Dr Williams currently leads project on the future of arms control, the impact of emerging technology on strategic stability, risks of social media to conflict escalation, and the Nuclear Non-Proliferation Treaty. Her research is supported by the UK Foreign and Commonwealth Office, MacArthur Foundation, Carnegie Corporation of New York, U.S. Department of Defense, and U.S. Department of Energy. In addition to her research projects, Dr Williams is a co-convenor for the MA in Arms Control and International Security and teaches modules on the History and Politics of Arms Control, Arms Control Case Studies, and Understanding Deterrence in Theory and Practice.

Recent publications include ‘Asymmetric Arms Control and Strategic Stability: Options for Limiting Hypersonic Glide Vehicles’ in the Journal of Strategic Studies; ‘Strategic Stability, Uncertainty, and the Future of Arms Control’ in Survival; and ‘The Nuclear Education of Donald J. Trump’ in Contemporary Security Policy (with Jeffrey Michaels). Her book project examines the role of trust in U.S.-Russia nuclear arms control drawing on interviews with Russian and American negotiators. It attempts to tackle the levels of analysis problem in trust scholarship and argues that trust is situation-specific; however, individuals can play a consensus-building role in shaping trust preferences.

Subject areas

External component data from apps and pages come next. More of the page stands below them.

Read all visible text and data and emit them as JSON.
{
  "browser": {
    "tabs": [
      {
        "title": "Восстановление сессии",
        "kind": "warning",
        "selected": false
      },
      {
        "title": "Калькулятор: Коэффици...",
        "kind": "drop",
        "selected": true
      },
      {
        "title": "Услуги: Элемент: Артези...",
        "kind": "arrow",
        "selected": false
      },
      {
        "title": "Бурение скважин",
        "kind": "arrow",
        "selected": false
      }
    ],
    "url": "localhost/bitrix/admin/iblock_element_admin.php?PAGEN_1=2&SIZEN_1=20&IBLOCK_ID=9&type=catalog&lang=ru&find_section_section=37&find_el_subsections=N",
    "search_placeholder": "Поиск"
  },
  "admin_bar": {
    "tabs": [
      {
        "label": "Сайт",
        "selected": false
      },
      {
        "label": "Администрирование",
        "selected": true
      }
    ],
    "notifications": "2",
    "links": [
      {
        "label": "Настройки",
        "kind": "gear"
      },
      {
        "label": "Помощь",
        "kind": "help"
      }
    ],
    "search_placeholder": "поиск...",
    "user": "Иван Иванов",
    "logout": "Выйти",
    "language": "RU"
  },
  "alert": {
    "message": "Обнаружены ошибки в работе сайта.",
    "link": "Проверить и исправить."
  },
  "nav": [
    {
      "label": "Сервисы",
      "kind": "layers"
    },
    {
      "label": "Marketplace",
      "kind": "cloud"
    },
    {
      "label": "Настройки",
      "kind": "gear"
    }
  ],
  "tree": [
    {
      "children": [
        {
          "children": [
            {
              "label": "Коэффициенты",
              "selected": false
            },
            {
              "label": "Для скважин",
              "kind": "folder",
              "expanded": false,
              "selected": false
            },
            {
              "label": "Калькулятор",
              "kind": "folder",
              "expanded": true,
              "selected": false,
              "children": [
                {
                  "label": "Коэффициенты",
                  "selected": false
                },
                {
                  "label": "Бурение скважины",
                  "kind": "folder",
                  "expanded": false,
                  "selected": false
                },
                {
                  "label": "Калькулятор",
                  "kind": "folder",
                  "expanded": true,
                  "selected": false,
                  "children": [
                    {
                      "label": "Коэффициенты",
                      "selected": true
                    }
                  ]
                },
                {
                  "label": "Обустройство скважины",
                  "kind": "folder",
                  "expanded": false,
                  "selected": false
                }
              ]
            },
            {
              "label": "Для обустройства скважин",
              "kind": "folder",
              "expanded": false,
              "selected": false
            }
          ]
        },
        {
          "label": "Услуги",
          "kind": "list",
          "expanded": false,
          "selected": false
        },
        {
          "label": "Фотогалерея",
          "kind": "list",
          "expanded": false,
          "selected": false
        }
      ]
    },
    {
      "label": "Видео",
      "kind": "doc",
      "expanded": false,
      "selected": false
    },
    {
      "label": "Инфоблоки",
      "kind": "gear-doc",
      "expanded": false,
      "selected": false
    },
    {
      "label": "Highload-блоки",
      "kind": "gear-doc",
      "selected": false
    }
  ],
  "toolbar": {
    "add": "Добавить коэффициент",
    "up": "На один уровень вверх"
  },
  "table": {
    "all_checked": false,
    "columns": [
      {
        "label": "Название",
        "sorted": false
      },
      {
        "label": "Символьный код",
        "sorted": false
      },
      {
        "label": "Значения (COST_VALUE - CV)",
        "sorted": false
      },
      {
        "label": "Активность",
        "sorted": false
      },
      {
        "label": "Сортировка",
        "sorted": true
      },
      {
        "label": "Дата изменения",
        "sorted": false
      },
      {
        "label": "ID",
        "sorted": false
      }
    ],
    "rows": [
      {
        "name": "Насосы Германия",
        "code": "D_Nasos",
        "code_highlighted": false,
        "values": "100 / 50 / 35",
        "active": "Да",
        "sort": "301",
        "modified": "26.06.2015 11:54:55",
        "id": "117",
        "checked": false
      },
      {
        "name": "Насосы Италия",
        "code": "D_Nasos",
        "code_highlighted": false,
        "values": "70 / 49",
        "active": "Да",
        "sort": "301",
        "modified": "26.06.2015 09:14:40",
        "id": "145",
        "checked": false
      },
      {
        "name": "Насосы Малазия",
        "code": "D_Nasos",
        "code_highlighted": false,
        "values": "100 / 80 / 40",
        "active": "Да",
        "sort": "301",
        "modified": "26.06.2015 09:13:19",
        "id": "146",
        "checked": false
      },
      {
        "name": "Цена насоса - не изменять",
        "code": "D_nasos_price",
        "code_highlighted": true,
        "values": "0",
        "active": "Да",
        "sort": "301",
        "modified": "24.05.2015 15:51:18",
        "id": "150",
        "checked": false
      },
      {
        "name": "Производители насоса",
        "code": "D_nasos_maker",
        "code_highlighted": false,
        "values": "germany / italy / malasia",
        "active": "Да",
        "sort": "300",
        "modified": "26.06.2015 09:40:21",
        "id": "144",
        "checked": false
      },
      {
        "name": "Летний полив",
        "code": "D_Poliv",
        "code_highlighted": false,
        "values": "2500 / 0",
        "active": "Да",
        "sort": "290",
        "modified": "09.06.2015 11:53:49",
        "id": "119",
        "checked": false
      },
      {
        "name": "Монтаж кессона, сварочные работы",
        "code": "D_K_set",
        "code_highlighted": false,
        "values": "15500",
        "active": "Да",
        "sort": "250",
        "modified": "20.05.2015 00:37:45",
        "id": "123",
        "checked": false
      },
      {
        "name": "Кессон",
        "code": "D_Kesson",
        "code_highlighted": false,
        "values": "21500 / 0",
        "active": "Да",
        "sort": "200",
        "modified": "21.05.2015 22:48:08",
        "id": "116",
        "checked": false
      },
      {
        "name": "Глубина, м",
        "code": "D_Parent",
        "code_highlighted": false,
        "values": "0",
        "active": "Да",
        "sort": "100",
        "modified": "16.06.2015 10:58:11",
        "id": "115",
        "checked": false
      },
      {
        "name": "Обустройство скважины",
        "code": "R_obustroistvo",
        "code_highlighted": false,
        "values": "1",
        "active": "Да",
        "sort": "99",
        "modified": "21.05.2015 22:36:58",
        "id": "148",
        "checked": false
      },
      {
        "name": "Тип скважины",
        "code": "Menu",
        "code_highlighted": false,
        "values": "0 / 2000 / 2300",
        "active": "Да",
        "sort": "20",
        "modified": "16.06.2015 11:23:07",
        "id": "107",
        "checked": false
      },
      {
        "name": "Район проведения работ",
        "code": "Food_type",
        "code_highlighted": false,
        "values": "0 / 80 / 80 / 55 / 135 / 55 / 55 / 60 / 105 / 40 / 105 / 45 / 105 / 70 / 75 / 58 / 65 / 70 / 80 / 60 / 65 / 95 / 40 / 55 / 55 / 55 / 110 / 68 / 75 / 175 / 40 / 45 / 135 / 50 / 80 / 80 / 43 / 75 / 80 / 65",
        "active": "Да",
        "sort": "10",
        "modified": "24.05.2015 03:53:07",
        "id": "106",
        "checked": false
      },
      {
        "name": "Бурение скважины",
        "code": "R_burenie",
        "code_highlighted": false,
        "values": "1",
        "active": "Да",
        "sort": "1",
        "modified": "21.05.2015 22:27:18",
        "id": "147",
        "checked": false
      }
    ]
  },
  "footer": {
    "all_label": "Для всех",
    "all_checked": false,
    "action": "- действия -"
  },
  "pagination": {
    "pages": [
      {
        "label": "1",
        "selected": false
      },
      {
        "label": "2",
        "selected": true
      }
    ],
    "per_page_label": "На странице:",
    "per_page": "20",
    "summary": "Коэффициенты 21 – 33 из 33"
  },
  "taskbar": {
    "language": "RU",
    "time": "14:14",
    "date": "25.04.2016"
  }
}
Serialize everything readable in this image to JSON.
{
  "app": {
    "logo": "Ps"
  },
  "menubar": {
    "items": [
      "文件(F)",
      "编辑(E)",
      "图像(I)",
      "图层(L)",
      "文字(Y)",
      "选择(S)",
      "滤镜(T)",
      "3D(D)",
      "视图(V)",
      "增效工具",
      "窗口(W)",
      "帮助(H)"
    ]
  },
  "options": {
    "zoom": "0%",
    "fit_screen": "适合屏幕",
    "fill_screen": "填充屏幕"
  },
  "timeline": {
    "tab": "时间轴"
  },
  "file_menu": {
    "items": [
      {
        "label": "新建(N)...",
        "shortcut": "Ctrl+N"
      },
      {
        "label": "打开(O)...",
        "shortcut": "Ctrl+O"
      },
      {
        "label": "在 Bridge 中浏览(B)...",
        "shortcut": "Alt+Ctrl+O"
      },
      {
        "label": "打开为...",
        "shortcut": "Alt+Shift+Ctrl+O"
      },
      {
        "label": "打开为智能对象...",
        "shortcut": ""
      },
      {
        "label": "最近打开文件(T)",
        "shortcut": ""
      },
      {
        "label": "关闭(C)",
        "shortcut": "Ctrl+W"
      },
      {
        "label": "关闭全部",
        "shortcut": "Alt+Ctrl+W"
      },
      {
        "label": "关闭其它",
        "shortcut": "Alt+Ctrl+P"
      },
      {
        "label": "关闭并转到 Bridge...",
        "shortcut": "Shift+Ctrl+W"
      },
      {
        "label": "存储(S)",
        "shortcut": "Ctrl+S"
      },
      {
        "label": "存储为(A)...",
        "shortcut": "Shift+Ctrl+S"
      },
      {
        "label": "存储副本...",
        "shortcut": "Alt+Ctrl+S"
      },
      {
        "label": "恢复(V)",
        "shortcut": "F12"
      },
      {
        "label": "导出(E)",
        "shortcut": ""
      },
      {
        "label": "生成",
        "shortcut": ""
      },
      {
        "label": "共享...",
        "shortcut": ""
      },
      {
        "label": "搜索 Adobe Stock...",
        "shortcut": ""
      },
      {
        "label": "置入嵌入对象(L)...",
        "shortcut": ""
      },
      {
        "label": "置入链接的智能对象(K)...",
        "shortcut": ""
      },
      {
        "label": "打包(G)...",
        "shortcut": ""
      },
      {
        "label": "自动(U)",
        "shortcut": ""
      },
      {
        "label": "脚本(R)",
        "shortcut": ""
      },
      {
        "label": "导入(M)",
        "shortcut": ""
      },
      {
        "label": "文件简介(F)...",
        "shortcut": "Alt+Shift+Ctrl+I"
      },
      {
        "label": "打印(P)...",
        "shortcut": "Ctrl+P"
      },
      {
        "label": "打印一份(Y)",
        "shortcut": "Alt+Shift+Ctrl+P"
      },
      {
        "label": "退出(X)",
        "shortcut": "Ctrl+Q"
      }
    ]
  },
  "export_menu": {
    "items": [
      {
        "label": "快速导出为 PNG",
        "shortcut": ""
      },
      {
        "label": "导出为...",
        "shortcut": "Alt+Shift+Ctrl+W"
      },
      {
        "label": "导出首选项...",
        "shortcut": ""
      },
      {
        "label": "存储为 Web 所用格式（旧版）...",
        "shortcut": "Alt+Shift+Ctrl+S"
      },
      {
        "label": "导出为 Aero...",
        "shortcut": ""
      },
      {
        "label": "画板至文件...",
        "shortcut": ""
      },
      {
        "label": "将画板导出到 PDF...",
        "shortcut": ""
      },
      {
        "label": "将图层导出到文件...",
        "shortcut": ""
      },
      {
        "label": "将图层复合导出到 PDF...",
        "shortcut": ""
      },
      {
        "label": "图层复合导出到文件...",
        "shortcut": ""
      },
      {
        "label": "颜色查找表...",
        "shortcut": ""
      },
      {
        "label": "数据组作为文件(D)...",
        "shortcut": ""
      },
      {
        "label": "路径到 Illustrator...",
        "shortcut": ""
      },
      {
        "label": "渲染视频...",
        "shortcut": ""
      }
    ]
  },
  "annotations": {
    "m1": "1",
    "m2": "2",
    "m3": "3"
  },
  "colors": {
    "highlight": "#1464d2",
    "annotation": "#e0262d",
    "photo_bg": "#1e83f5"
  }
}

  • Trust in international relations
  • Arms control and strategic stability
  • Deterrence and assurance
  • Emerging technology
  • S. nuclear policy
  • Russian nuclear policy